◆ **TASK TO COMPLETE**
Where does the word "ohlc" occur in the entries below? Copy every line that has it.

◆ **THE INPUT**
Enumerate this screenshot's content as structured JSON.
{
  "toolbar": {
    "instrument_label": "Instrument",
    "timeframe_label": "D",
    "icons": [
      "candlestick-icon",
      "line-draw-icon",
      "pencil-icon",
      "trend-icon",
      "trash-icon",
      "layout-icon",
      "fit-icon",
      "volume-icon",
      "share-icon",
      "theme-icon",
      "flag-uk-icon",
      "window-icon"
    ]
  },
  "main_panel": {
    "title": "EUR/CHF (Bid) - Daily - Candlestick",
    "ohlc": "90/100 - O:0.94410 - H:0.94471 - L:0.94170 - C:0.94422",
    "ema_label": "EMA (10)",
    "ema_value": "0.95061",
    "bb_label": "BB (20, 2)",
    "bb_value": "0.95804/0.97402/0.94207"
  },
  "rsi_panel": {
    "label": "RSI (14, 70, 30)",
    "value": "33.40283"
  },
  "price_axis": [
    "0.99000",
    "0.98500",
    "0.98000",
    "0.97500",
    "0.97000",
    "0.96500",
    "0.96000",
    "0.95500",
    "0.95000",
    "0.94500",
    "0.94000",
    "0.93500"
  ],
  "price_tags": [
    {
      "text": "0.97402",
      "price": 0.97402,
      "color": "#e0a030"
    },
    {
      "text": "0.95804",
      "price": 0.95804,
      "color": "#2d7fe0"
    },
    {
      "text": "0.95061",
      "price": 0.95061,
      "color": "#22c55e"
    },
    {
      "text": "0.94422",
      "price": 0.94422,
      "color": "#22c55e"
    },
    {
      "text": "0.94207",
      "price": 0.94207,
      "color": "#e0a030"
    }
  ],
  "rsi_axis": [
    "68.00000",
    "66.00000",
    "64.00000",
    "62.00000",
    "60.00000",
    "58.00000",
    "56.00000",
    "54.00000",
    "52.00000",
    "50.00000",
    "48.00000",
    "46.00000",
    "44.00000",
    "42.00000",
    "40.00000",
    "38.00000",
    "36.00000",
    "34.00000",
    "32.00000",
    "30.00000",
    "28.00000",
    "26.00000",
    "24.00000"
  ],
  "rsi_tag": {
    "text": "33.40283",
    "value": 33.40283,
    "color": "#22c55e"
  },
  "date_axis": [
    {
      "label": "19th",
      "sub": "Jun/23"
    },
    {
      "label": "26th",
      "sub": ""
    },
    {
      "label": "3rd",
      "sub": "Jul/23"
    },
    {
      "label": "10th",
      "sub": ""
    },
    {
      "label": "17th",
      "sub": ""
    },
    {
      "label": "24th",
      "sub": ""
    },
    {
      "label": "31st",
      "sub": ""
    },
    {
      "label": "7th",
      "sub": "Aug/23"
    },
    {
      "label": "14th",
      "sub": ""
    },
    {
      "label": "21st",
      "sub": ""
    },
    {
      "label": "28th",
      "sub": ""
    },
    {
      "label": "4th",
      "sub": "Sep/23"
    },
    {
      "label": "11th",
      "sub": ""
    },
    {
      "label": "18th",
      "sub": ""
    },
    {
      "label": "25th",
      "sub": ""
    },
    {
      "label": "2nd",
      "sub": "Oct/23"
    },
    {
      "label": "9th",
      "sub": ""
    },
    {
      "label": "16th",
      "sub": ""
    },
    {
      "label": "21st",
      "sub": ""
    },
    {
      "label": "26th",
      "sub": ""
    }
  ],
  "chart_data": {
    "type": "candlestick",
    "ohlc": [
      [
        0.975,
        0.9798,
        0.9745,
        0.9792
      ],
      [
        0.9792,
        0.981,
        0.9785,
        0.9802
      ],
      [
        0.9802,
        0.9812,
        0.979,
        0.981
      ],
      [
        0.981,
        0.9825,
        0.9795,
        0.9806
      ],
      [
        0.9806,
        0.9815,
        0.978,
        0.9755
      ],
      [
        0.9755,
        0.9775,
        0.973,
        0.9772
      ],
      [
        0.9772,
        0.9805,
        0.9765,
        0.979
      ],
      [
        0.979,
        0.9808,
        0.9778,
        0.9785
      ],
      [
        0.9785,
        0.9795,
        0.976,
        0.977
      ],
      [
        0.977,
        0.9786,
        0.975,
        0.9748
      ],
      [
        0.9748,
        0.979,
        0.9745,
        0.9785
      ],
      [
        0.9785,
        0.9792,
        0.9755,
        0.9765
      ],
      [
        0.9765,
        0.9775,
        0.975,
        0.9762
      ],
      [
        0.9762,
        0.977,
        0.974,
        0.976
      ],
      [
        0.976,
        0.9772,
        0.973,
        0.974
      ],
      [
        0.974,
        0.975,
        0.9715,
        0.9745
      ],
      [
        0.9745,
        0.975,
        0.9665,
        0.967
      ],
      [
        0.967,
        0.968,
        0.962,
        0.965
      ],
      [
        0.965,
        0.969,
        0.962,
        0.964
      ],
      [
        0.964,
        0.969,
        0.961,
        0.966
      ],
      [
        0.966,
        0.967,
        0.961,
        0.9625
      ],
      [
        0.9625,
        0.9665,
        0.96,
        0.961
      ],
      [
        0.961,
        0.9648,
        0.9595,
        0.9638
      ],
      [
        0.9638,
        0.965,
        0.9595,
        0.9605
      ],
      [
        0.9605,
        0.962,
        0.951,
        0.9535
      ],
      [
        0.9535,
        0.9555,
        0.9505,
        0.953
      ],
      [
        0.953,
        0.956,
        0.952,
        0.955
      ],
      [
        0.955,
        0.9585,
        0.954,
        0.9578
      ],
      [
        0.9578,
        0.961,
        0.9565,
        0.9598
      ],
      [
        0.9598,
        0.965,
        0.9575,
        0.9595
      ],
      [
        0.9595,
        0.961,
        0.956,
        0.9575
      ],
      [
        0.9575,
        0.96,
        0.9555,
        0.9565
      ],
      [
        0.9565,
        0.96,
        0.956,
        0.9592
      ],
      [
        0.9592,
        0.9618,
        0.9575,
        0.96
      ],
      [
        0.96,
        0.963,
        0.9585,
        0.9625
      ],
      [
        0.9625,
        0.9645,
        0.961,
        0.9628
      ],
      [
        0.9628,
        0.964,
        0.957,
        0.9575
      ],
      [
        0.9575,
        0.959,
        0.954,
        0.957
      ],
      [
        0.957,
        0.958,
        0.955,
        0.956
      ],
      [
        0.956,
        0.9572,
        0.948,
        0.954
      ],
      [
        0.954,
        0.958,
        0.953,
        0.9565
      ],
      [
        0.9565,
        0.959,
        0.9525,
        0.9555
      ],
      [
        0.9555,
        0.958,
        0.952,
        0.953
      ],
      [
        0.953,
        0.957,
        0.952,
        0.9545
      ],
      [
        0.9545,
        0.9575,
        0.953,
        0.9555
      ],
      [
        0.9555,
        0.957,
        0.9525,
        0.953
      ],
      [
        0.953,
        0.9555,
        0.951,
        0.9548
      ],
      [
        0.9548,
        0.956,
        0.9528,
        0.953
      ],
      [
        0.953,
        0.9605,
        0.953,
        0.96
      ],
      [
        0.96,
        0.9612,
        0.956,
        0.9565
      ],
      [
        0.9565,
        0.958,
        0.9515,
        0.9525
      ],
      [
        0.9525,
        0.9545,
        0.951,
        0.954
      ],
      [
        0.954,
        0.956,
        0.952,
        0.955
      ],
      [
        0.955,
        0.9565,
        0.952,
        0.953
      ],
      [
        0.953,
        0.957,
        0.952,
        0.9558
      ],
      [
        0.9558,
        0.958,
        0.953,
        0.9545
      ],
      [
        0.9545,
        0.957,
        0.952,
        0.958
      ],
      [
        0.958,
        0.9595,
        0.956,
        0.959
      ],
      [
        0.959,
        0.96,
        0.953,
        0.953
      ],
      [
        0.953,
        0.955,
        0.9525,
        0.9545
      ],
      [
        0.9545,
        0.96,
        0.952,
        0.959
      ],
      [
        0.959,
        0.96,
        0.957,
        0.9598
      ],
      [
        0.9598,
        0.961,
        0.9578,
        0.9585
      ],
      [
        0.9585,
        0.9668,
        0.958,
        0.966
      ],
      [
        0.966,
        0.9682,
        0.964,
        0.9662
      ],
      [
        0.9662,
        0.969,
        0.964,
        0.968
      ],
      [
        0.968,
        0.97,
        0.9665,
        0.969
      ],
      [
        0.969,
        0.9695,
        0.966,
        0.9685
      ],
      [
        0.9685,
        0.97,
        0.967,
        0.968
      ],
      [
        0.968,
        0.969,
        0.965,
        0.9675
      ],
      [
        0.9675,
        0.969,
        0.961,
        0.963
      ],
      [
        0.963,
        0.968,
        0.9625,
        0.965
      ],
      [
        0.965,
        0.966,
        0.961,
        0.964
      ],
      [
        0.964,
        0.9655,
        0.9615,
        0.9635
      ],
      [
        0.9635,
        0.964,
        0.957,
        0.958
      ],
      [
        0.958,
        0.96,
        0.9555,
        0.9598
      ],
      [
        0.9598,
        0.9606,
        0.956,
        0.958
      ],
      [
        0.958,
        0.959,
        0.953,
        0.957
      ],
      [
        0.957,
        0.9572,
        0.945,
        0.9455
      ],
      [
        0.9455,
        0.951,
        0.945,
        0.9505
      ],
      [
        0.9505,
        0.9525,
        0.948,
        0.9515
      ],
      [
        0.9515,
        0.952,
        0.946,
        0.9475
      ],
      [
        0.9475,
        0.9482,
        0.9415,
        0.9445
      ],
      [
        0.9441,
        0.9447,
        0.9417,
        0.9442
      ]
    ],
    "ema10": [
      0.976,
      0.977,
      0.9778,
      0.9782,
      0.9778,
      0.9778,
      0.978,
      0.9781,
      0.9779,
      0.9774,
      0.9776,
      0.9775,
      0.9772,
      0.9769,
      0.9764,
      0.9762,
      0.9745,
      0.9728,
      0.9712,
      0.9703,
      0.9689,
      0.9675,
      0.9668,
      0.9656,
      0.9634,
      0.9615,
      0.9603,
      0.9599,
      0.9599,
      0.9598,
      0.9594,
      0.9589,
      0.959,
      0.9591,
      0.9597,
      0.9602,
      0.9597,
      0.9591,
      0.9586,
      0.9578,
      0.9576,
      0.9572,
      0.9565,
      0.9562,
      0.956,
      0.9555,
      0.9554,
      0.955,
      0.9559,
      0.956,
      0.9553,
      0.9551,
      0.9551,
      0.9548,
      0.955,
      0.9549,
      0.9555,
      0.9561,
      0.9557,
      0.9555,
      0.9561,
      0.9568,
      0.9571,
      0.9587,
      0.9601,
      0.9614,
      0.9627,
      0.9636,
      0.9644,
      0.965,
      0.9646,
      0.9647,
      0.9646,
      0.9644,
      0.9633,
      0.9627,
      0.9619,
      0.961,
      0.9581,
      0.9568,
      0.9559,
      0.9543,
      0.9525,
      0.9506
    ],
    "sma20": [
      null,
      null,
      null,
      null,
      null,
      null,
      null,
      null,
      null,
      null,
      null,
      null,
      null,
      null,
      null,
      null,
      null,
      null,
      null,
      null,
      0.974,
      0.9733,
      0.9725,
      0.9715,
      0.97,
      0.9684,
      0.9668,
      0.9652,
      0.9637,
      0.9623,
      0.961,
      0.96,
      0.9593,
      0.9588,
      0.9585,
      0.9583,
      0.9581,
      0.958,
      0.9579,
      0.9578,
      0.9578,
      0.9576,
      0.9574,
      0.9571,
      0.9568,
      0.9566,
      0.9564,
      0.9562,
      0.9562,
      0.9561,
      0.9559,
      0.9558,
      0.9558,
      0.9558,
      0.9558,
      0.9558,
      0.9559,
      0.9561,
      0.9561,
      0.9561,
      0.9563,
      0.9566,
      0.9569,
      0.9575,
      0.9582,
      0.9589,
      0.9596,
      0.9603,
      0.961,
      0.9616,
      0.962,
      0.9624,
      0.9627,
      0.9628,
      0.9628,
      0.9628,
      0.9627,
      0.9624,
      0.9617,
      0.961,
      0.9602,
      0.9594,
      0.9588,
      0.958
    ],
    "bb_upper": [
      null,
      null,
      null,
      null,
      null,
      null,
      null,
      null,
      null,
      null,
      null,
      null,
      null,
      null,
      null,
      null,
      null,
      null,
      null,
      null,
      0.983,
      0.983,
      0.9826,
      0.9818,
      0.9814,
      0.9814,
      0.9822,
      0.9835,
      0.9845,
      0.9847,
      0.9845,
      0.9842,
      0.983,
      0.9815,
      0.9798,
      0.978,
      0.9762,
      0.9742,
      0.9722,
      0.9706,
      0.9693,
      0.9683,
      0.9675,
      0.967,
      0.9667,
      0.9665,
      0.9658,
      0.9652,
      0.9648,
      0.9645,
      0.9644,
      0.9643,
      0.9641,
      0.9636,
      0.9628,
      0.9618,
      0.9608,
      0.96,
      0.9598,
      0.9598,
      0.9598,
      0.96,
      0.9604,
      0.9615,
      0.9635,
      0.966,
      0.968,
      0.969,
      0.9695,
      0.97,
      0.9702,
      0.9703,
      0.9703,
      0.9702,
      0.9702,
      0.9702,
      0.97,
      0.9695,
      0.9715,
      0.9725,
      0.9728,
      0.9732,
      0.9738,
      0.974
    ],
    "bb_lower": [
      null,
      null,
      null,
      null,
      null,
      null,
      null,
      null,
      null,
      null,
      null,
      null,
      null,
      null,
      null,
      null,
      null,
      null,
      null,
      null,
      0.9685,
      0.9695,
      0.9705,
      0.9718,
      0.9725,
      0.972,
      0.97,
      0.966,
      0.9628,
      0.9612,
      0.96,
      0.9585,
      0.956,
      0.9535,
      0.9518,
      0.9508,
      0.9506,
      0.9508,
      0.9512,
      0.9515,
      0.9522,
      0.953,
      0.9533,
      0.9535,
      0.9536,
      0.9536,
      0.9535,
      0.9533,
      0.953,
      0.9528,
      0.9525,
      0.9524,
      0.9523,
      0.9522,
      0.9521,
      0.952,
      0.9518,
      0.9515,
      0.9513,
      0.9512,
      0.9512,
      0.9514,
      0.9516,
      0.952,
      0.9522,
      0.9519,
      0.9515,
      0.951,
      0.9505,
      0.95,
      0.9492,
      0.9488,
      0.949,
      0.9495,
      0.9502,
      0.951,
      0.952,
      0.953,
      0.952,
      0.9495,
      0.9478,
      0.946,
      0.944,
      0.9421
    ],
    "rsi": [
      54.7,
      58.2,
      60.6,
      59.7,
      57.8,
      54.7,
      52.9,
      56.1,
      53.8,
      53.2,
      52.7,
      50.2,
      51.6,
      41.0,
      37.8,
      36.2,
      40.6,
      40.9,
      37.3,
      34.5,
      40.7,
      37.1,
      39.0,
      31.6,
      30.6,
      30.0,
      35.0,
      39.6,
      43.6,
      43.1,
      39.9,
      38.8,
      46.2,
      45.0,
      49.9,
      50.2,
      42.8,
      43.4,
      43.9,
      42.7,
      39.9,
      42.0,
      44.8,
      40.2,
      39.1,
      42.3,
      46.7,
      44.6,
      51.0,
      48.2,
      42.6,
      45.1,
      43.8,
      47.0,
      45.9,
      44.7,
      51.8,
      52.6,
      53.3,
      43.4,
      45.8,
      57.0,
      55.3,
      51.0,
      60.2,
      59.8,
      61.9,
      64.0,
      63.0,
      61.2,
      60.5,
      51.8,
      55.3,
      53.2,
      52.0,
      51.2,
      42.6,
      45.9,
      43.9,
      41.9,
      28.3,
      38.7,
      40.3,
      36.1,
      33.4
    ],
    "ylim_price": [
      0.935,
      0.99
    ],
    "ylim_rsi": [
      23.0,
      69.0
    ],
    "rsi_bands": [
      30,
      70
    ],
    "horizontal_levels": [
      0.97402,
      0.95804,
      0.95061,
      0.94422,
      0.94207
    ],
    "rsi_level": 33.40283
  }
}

◆ **EXERCISE RESPONSE**
    "ohlc": "90/100 - O:0.94410 - H:0.94471 - L:0.94170 - C:0.94422",
    "ohlc": [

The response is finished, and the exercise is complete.